_Prompt:_ Locate the word "this" in the material, then show every line that holds it.

_Records supplied:_
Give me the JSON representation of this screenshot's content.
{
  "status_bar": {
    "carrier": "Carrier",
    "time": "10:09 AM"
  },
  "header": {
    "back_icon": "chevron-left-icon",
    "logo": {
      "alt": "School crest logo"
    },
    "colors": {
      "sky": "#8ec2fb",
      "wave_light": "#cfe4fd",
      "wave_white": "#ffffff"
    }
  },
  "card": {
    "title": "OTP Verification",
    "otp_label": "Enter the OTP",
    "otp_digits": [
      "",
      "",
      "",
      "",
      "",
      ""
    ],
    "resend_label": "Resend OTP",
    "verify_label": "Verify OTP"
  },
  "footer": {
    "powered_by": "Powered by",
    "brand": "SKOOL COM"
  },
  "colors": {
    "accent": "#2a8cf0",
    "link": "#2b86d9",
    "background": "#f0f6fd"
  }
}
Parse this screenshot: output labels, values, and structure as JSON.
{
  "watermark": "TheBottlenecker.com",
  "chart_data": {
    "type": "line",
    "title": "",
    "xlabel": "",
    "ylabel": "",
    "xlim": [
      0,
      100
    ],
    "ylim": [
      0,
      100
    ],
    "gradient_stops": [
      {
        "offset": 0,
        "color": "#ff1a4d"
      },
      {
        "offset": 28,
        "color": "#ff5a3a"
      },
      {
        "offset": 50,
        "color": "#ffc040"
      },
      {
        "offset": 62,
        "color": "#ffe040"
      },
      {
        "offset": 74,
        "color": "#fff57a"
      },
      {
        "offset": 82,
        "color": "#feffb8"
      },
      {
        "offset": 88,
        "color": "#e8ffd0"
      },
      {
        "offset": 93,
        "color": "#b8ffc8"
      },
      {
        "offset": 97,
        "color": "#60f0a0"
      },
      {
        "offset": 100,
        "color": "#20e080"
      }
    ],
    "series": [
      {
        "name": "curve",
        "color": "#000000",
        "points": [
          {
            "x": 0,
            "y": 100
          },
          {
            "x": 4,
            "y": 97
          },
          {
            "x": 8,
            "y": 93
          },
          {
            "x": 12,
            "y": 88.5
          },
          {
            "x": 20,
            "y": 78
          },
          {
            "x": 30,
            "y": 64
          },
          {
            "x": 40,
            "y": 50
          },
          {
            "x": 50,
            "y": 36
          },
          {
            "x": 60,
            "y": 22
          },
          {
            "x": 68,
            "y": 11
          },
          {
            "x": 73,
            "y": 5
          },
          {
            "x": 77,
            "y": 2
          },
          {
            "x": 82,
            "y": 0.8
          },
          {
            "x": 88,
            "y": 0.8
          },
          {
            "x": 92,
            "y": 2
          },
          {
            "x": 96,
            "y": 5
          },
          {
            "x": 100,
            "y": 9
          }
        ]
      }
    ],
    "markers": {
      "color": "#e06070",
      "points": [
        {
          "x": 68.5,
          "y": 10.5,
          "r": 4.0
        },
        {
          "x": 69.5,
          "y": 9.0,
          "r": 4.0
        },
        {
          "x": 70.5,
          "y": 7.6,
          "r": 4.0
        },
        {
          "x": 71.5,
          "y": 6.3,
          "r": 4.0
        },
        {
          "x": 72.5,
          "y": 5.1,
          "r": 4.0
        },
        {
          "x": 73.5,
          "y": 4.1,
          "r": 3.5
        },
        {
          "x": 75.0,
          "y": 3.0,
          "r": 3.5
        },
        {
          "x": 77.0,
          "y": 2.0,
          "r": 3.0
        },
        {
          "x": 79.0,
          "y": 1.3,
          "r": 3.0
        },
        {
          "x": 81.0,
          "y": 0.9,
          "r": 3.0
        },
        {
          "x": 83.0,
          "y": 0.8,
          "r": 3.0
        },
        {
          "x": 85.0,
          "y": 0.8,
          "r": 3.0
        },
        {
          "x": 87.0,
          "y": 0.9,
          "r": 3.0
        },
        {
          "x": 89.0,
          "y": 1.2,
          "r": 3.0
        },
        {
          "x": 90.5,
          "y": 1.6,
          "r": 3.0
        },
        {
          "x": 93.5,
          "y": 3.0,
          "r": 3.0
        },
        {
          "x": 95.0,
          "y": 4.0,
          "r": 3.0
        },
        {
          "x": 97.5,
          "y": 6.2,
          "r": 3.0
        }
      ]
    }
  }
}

_Solution:_
Give me the JSON representation of this screenshot's content.
Parse this screenshot: output labels, values, and structure as JSON.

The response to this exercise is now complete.